----- AVAILABLE DATA -----

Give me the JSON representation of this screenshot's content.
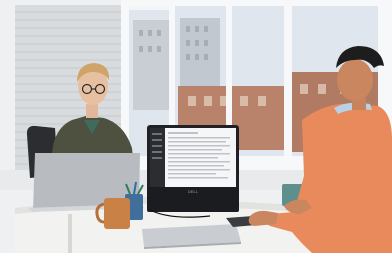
{
  "scene": {
    "description_free": true,
    "palette": {
      "wall": "#eef0f2",
      "window_frame": "#f4f5f6",
      "sky": "#dfe6ee",
      "brick": "#b9826a",
      "desk": "#f2f2f0",
      "monitor_bezel": "#1f2124",
      "screen": "#f5f6f7",
      "sidebar": "#2b2d31",
      "orange_sweater": "#e98a5d",
      "olive_jacket": "#4f5140",
      "laptop_silver": "#c9ccd0",
      "mug_copper": "#c98146",
      "mug_teal": "#5f8f8c",
      "cup_blue": "#3f6f9a"
    },
    "monitor_brand": "DELL"
  }
}
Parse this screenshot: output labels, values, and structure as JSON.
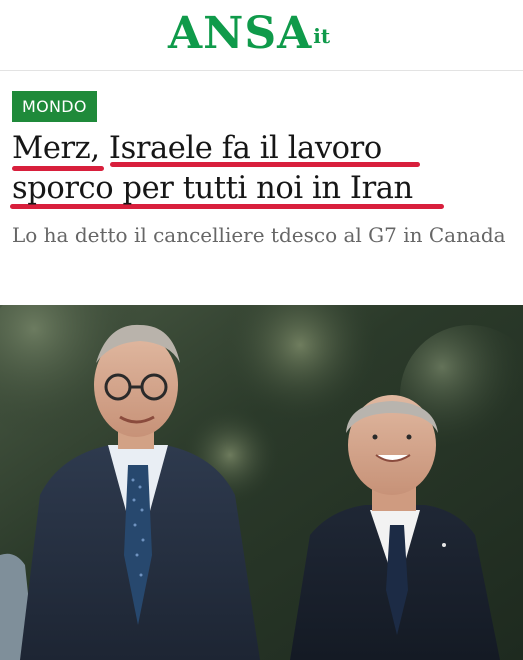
{
  "brand": {
    "name": "ANSA",
    "suffix": "it",
    "color": "#0f9a4a"
  },
  "article": {
    "section": "MONDO",
    "headline_line1": "Merz, Israele fa il lavoro",
    "headline_line2": "sporco per tutti noi in Iran",
    "subtitle": "Lo ha detto il cancelliere tdesco al G7 in Canada"
  },
  "colors": {
    "badge": "#1f8a3a",
    "underline": "#d81f3c"
  }
}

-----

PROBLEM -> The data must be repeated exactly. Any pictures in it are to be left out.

WRITTEN SOLUTION ->
Give me the JSON representation of this screenshot's content.
{
  "scene": {
    "description_free": true,
    "palette": {
      "wall": "#eef0f2",
      "window_frame": "#f4f5f6",
      "sky": "#dfe6ee",
      "brick": "#b9826a",
      "desk": "#f2f2f0",
      "monitor_bezel": "#1f2124",
      "screen": "#f5f6f7",
      "sidebar": "#2b2d31",
      "orange_sweater": "#e98a5d",
      "olive_jacket": "#4f5140",
      "laptop_silver": "#c9ccd0",
      "mug_copper": "#c98146",
      "mug_teal": "#5f8f8c",
      "cup_blue": "#3f6f9a"
    },
    "monitor_brand": "DELL"
  }
}
Parse this screenshot: output labels, values, and structure as JSON.
{
  "brand": {
    "name": "ANSA",
    "suffix": "it",
    "color": "#0f9a4a"
  },
  "article": {
    "section": "MONDO",
    "headline_line1": "Merz, Israele fa il lavoro",
    "headline_line2": "sporco per tutti noi in Iran",
    "subtitle": "Lo ha detto il cancelliere tdesco al G7 in Canada"
  },
  "colors": {
    "badge": "#1f8a3a",
    "underline": "#d81f3c"
  }
}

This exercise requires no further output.